[Data provided — start]
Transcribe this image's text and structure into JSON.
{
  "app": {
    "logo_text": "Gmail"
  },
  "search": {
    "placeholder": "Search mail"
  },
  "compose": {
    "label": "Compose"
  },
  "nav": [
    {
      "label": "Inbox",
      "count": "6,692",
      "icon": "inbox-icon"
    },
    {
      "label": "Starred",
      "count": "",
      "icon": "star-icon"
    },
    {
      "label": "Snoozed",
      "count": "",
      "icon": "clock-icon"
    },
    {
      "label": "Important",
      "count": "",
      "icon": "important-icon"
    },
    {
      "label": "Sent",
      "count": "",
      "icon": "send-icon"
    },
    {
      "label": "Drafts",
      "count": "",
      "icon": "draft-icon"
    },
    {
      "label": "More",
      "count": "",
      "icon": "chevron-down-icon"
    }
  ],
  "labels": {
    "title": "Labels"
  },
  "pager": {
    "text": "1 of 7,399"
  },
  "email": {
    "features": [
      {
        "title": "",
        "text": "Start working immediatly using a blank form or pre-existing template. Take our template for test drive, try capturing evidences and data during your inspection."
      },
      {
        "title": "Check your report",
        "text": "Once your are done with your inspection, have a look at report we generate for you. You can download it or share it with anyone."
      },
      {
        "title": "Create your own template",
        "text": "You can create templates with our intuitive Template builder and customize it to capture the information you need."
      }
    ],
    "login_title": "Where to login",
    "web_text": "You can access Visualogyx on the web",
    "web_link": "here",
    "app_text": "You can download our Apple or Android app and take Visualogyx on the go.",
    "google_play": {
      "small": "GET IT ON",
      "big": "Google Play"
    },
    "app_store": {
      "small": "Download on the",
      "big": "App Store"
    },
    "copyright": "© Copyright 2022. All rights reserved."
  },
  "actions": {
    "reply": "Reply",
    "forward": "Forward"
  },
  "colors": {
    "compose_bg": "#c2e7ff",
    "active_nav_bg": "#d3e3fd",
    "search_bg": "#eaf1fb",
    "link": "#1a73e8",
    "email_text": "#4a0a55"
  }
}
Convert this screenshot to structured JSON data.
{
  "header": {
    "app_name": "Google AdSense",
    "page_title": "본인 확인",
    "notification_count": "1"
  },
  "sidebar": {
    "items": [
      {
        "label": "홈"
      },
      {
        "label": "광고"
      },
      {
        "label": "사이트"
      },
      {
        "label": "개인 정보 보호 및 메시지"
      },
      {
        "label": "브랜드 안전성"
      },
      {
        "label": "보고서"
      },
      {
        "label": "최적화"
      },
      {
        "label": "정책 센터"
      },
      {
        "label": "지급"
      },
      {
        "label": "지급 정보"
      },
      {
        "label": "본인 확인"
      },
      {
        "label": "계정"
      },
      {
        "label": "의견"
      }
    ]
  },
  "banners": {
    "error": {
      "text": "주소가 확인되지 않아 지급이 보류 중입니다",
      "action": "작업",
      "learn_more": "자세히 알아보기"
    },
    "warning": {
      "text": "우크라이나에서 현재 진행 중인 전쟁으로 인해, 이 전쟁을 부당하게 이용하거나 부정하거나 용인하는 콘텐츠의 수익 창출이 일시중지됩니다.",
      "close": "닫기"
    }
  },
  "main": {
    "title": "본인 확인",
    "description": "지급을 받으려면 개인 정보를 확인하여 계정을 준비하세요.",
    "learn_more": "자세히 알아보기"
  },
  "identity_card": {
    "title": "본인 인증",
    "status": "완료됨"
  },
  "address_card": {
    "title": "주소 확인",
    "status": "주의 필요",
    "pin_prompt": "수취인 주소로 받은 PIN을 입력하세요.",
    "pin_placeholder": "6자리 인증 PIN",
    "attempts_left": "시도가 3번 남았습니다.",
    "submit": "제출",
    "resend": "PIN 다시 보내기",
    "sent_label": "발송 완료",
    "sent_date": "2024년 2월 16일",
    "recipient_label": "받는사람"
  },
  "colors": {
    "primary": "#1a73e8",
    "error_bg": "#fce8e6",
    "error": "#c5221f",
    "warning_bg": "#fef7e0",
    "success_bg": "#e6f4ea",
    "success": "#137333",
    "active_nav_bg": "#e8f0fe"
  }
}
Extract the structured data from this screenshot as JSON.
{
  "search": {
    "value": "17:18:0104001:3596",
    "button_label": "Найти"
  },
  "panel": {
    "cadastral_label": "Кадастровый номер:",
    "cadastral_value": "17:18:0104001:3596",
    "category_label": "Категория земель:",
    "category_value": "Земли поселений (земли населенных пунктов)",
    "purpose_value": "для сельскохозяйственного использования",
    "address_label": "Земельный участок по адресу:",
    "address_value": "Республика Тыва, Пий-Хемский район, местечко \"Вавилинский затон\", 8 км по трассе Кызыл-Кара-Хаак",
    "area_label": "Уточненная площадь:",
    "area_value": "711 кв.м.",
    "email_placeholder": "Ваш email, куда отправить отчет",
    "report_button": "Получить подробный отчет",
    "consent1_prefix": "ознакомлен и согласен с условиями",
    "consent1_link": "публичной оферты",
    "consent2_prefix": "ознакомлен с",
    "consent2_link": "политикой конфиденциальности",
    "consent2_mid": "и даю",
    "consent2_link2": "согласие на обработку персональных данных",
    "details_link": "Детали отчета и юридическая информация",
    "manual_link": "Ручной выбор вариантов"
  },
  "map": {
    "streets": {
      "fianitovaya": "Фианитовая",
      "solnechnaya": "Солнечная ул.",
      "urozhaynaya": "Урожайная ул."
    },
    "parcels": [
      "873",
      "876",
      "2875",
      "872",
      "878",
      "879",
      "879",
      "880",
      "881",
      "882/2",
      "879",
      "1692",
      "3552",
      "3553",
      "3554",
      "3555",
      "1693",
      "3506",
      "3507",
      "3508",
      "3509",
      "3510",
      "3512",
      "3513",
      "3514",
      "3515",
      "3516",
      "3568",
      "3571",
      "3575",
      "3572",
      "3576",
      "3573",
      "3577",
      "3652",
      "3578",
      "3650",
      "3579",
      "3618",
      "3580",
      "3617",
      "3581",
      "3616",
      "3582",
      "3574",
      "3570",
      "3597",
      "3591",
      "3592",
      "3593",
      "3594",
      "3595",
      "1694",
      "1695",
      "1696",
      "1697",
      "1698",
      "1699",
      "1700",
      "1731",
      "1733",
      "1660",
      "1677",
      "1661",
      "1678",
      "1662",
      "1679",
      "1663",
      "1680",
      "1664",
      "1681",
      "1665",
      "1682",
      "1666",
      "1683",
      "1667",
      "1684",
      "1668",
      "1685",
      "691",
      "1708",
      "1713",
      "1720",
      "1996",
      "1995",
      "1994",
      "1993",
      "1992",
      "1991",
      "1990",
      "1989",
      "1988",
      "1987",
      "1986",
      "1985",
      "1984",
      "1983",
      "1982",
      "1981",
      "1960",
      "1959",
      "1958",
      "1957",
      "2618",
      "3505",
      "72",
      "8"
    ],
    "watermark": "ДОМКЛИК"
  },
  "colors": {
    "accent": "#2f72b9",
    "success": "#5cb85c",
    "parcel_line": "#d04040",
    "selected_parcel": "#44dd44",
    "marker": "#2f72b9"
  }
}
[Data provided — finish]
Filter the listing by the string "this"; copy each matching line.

* Task result
Transcribe this image's text and structure into JSON.
Convert this screenshot to structured JSON data.
Extract the structured data from this screenshot as JSON.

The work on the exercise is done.